- feeling happier or sadder, depending on your mood.
What are the effects of binge-drinking or overdose?
- blurred vision
- memory loss
- nausea, vomiting
- passing out
What are the hangover symptoms?
- diarrhoea and nausea
- tiredness and trembling
- increased heart rate and blood pressure
- dry mouth
- trouble concentrating
- poor or decreased sleep
What are the long-term effects?
- difficulty getting an erection
- poor memory and brain damage
- difficulty having children
- liver disease
- high blood pressure and heart disease
- needing to drink more to get the same effect
- the physical alcohol dependence.
What risks are associated with alcohol?
Alcohol can cause or contribute to many different problems, including (but not limited to):
- complications from diabetes
- sexual problems
- birth defects such as Foetal Alcohol Spectrum Disorder (FASD)
- high blood pressure
- bone density loss
- vision problems
- increased risk of cancer
- suppressed immune function
- heart disease
- alcohol-related brain impairment (ARBI)
- liver disease
- mental health issues including hallucinations and psychosis
- social withdrawals.
Is it risky to mix with other drugs?
Mixing alcohol with other drugs can lead to dangerous and unpredictable effects. Alcohol may increase the risk of unintentional death by overdose when used in combination with prescription or illicit drugs including benzodiazepines such as Valium, or opioids including heroin and prescription pain medication.
While alcohol is legal across Australia, there are still legal considerations to take into account.

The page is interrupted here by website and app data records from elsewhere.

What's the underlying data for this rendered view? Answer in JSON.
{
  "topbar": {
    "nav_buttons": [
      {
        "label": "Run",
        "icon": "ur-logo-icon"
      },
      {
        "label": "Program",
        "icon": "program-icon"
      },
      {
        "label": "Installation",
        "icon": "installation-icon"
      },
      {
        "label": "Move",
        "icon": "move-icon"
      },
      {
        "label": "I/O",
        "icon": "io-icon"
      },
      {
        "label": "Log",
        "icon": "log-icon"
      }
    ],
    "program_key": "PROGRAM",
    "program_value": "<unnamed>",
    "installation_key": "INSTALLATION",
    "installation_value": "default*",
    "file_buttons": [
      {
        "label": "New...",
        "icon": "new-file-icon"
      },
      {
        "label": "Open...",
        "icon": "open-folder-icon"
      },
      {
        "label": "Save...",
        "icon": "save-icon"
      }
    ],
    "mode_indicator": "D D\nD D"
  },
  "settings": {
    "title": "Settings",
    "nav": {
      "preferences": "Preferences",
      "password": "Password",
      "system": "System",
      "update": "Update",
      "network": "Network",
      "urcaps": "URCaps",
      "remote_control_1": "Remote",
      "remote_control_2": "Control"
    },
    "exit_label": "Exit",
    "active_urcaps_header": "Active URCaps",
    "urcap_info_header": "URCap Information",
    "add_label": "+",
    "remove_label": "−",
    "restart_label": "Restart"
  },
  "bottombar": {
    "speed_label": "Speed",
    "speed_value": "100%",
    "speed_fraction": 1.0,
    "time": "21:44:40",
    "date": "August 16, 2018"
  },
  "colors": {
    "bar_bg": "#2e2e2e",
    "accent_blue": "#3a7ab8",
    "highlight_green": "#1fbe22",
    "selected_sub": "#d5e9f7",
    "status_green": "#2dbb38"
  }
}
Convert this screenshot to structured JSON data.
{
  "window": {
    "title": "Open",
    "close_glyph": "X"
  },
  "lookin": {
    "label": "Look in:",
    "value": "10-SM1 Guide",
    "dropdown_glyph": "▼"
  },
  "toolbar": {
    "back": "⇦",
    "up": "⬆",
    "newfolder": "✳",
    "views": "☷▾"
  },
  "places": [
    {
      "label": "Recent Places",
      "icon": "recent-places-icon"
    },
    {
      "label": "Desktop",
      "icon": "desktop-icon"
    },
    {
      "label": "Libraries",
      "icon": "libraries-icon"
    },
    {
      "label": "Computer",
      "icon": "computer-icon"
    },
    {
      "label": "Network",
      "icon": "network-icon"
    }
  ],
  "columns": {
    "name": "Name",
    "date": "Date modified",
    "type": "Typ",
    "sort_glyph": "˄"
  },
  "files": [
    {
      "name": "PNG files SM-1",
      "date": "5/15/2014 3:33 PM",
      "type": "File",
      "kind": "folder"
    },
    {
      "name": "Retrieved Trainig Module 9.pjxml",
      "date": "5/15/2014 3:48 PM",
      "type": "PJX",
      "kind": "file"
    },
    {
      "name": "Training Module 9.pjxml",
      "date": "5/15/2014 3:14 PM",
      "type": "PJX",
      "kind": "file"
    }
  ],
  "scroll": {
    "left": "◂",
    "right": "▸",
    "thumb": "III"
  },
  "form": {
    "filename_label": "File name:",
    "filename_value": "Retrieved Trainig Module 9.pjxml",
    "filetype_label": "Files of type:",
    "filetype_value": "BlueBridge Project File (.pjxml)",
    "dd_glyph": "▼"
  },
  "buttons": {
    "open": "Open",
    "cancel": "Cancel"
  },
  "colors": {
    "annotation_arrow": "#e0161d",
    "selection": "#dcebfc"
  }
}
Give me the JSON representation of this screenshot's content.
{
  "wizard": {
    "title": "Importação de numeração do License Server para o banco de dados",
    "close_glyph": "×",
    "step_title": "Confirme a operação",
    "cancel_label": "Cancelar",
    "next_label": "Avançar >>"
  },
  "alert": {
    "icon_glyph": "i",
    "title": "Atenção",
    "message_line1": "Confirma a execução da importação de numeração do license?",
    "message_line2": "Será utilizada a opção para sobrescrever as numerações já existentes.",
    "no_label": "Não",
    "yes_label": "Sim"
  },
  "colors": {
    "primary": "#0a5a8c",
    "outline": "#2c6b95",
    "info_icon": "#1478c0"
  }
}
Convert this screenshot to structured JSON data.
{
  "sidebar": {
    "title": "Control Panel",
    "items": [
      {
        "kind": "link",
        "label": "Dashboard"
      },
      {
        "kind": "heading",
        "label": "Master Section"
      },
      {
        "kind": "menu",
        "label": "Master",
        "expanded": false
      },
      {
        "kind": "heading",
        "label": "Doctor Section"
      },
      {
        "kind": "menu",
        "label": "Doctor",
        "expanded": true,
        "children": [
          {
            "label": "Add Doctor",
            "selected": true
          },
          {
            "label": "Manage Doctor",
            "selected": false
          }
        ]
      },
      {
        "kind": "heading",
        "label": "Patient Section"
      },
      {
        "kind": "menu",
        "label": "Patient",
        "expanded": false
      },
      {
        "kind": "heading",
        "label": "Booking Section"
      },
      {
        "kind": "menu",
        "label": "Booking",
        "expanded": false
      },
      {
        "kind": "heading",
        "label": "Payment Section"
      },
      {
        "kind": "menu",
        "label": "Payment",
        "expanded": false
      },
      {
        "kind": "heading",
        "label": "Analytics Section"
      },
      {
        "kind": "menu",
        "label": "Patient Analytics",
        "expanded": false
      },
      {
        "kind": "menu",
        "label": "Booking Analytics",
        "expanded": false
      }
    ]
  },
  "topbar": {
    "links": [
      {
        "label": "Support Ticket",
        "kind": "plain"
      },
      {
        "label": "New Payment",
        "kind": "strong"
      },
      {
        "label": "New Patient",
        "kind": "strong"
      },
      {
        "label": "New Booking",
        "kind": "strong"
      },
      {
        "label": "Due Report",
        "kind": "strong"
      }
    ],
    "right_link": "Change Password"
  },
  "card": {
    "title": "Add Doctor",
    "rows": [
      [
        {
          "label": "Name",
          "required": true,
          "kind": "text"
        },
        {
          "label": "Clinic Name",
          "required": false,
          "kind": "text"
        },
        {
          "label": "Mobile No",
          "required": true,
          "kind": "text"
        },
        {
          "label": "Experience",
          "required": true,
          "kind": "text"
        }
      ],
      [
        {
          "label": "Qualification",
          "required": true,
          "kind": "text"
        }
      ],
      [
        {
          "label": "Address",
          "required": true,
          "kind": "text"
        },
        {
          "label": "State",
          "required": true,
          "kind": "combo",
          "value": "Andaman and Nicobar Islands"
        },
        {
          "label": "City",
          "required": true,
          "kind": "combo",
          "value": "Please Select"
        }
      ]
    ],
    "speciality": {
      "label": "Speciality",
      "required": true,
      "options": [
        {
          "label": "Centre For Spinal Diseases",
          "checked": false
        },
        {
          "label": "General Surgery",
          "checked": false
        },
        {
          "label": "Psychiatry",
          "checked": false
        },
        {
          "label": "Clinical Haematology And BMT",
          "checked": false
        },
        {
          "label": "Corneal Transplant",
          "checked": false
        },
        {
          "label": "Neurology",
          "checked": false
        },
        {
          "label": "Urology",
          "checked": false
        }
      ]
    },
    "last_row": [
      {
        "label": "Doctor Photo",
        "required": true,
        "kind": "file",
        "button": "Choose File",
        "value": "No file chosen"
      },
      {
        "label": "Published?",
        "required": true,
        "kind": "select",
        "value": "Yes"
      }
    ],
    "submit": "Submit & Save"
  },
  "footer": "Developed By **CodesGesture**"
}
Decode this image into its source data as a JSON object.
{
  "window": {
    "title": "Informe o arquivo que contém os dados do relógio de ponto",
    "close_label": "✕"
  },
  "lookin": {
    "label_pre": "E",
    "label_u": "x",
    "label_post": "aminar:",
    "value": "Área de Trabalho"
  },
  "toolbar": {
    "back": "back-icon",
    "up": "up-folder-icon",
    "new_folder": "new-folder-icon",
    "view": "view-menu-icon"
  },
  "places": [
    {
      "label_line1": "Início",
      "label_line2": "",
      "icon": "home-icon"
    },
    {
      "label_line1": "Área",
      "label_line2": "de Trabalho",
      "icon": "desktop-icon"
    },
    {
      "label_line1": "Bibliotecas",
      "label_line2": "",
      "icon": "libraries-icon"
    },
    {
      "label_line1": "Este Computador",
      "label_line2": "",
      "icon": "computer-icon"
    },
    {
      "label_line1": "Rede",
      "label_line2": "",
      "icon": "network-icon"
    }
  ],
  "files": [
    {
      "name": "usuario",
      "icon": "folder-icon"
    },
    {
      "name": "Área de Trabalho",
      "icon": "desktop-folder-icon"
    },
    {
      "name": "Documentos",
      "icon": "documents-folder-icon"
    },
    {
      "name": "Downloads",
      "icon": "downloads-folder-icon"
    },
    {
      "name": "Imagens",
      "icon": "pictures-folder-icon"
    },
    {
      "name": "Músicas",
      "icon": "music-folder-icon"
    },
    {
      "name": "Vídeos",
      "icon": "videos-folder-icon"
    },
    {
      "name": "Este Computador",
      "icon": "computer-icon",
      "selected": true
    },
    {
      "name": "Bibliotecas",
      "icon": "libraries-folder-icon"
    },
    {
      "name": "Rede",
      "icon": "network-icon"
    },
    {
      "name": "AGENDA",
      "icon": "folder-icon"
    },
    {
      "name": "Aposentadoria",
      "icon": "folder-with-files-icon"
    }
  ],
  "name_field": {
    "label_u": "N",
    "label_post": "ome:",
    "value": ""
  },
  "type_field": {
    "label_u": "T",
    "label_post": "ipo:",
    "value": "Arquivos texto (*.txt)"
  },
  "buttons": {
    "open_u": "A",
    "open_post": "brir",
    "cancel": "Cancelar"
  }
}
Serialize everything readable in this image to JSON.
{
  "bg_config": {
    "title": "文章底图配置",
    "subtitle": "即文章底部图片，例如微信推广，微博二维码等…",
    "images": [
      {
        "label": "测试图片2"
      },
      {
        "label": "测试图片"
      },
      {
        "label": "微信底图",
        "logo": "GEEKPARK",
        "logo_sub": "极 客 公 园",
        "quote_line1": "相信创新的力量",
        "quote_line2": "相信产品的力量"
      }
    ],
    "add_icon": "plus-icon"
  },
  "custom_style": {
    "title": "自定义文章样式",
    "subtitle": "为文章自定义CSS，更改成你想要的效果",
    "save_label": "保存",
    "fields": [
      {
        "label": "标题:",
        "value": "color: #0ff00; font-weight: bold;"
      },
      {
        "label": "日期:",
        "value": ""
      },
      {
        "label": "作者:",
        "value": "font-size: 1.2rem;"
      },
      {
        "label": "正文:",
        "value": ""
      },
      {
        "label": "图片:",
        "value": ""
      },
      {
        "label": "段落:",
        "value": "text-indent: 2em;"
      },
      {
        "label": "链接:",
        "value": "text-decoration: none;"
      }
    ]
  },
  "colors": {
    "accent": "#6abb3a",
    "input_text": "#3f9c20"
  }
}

- In some states, it is illegal to drink alcohol in public places such as beaches, parks and streets.
- Public intoxication is also legally prohibited in some areas.
- People under 18 years cannot buy, receive or drink alcohol unless they are accompanied by a parent or guardian.
- It is illegal to drive or operate heavy machinery under the influence of alcohol.
- Licensed establishments are legally responsible for ensuring the safety of their employees and customers and typically require staff to obtain an RSA to serve alcohol.
Penalties for breaking these laws can include fines, imprisonment and disqualification from driving and other privileges.
Giving up alcohol after drinking it for a long time can be challenging because the body has become conditioned to tolerate and even expect it. Your body needs to get used to functioning without it.
Withdrawal symptoms can start within a few hours after the last drink and can last for two to seven days. Alcohol withdrawal can be dangerous or even deadly, it is essential to seek medical advice when considering reduction or cessation of significant use.
What are symptoms of withdrawal?
- anxiety, irritability, insomnia
- seizures or fits
- delusions and hallucinations
Where can I get help with withdrawal?
There are services such as residential detox to help you medically supervise the withdrawal process. To find one that is right for you, contact your GP or have a chat to one of our counsellors about your options.
At Counselling Online, we offer free, confidential 24/7 access to trained counsellors who can help you work through your goals and identify services to help you in your area. Have a chat to one of our counsellors if you’re not sure where you’d like to get started.
You can also connect with people who have experienced the impacts of alcohol use and have their own unique understanding on our peer support forums.
For further assistance, check out these services:
The National Alcohol and Other Drug Helpline: 1800 250 015
Peer support services:
- For clinicians: The Turning Point Alcohol and Other Drugs (AOD) Withdrawal Guidelines
- Alcohol & Drug Foundation Drug Facts: Alcohol
- Self-help tools and applications recommended by ReachOut